In the fall of 1973 he enrolled at the University of Texas, where in 1975 he graduated first in his class. Fulfilling a longtime dream, he then entered Baylor College of Medicine, where cardiology captured his interest, along with a belief that diet and meditation—which had contributed to Ornish’s own mental health—might also help reverse heart disease without drugs or surgery. After receiving an M.D. degree in 1980, he did his residency in internal medicine at Harvard Medical School. In 1984, he founded his own institute in Sausalito, where he would continue to test and refine his approach.
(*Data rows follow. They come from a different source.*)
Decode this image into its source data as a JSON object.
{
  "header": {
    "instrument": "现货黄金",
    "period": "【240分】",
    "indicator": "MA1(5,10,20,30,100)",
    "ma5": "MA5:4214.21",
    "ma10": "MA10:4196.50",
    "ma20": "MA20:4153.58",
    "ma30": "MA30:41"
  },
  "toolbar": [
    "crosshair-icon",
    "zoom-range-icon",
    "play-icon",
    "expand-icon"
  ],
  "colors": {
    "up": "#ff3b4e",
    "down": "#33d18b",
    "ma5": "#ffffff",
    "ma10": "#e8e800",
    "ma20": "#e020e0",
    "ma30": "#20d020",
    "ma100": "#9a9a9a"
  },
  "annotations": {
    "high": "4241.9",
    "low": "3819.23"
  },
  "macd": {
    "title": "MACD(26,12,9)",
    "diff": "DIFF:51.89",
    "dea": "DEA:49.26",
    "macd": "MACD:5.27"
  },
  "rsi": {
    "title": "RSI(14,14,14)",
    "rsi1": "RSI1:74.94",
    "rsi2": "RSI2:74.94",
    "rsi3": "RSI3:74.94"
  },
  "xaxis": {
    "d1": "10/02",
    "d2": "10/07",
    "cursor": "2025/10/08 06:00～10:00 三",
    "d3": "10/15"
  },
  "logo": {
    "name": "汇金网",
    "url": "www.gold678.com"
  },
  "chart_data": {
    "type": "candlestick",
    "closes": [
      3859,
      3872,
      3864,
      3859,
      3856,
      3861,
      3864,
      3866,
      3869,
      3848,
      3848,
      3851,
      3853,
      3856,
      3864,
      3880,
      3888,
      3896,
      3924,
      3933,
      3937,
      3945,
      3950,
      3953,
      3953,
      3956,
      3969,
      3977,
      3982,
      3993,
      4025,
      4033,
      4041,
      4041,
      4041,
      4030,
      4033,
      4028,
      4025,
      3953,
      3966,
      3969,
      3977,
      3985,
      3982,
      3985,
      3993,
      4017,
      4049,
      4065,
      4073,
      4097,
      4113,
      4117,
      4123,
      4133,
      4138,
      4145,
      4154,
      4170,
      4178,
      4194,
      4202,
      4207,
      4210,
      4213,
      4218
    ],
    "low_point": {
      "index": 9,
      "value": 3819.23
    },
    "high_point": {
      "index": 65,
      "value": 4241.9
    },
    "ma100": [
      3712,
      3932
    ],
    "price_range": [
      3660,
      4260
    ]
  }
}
Monitoring groups of patients with clogged arteries over the course of a year, Ornish found the results of his regimen positive. His work was recognized by doctors across the country, and in 1990 the American Heart Association reported his findings. Most grateful were Ornish’s immediate beneficiaries, heart patients who had sensed themselves on the razor’s edge of mortality. “Before, I couldn’t walk across the street without getting severe chest pains,” says Vic Karpenko, 73, a retired engineer who had a heart attack in 1988 and chose the Ornish program over bypass surgery. “Now my cholesterol level’s way down, I’m climbing 8,000-foot mountains with a 50-pound pack, and my only medicine is a baby aspirin every other day.”
Ornish’s groundbreaking work, though, came at a price. In the fall of 1993 he separated from his wife of one year, Shirley Brown, a former dancer with the Alvin Ailey dance company with whom he had fallen in love at Baylor, where she was also a medical student. While their romance fluctuated on and off, they collaborated on his heart studies. Now a physician in San Francisco, Brown shuns publicity, but Ornish says he has only himself to blame for the breakup, explaining that he buried himself in his work at the price of intimacy. “I date now,” he says, “but I’m still hurting.”
These days, when he’s not overseeing a full-time research staff of 17 and managing the institute’s $2 million annual budget, Ornish supplements his five-figure salary by hitting the lecture circuit several times a month. What little time is left he spends playing guitar in his two-bedroom apartment overlooking San Francisco Bay or cycling with friends. He is also writing two new books: one a collection of low-fat recipes, the other a personal view, informed by his depression and divorce, on the health benefits of intimacy. “Suffering can be a catalyst for change in ways that go beyond un-clogging arteries and losing weight,” he says. “It certainly changed my life.”